This year’s expected winners and losers in the retail arena align with industry and economic trends affecting the sector, including consumers’ growing preference for off-price shopping, the rise of mobile commerce, and a strong dollar.
US consumers also appear to be in relatively good shape due to gains in employment and income, and low gas prices. Indeed, 75% of shoppers say they plan to spend more this holiday season than they did last year, according to a survey conducted by consultancy Deloitte.
Here’s a sampling of leading US retailers — physical and virtual — and their prospects for the holiday season.

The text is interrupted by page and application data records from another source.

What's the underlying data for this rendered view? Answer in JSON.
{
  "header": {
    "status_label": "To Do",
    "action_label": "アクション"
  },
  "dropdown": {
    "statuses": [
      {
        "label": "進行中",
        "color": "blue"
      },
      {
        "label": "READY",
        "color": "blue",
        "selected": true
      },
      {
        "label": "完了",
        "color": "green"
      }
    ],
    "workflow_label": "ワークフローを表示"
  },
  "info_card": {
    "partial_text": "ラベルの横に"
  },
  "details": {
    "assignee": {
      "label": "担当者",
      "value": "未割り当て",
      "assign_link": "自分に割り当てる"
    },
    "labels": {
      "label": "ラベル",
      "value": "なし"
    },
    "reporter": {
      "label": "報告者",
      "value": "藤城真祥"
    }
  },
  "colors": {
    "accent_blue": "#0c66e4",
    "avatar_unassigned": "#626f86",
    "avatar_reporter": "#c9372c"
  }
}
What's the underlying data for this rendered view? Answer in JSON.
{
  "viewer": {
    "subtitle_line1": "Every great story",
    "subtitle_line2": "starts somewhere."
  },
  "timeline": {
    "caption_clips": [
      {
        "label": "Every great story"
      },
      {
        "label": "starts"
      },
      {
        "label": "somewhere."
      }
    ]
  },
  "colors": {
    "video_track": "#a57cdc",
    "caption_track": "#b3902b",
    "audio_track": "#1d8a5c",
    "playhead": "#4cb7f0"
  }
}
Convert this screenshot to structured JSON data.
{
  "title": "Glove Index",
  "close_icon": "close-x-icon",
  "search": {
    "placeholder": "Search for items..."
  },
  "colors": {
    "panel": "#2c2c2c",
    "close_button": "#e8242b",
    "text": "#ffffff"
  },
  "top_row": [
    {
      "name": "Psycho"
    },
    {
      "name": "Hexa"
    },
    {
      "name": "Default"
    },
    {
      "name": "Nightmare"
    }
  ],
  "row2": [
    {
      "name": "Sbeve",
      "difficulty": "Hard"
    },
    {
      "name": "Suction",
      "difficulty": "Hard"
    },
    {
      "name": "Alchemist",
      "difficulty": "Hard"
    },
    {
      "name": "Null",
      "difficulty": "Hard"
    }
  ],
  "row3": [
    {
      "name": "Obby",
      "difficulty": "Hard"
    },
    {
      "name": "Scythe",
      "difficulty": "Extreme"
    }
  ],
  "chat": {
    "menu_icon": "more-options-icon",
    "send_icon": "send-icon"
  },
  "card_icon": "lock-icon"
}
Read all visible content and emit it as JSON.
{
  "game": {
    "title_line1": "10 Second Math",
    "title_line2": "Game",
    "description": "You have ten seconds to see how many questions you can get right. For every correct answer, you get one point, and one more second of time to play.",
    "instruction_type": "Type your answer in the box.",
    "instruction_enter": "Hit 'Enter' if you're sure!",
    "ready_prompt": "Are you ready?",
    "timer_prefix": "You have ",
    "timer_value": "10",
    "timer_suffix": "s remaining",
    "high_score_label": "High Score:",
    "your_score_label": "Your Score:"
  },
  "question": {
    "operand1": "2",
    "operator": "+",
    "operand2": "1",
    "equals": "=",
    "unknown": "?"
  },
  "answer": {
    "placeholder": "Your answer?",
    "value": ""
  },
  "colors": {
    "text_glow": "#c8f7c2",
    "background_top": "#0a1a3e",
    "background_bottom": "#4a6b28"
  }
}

Buoyed by strong year-to-date sales growth, discount retailers TJX (parent of T.J. Maxx, Marshalls, and HomeGoods) and Ross Stores appear poised for a jolly holiday. Consumers continue to flock to off-price retailers for housewares and apparel at the expense of department stores. Indeed, sluggish traffic and bloated inventories at Macy’s and Nordstrom sparked a sell-off in retail stocks recently after the chains reported disappointing earnings and warned of lackluster holiday sales.
Best Buy last week also forecast a revenue decline for the crucial fourth quarter and reported lower-than-expected quarterly same-store sales. The consumer electronics giant cited slowing consumer demand for mobile phones and tablets — big sellers in holidays past.
Meanwhile, online powerhouse Amazon.com is expecting another record-breaking holiday selling season driven by strong growth in mobile commerce. Last year, total holiday sales from the Amazon Mobile Shopping App doubled in the US, and Black Friday had the most rapid growth in mobile shopping. With the number of online purchases made via a mobile device expected to grow 30% in the fourth quarter, Amazon is likely to be a big winner. The retailer began offering holiday deals on November 20.
In a direct challenge to Amazon, Wal-Mart is decking its aisles and calling in the big guy: Santa. In a move borrowed from department stores’ playbook, the company is hiring hundreds of Santas, decorating its stores, and playing carols in an attempt to turn a soulless hunt for bargains into holiday fun. Wal-Mart’s focus on improving the in-store experience reflects the fact that physical stores must up their game to attract defectors to online or other retailers. The company surprised last week when it reported better-than-expected third-quarter earnings.
Tiffany & Co. is the latest retailer to signal caution ahead for the holiday shopping season. In forecasting disappointing earnings for the year, the luxury jeweler cited uncertain economic conditions and the strong dollar’s adverse effect on tourism. The company generates nearly 25% of its US sales from foreign visitors to the US, who flock to its flagship store on Manhattan’s Fifth Avenue.
Alexandra Biesada shops every day, whether she wants to or not, and pines for the days when it was strictly a recreational activity. She has covered the retail beat for Hoover’s since 2001. Follow her on Twitter.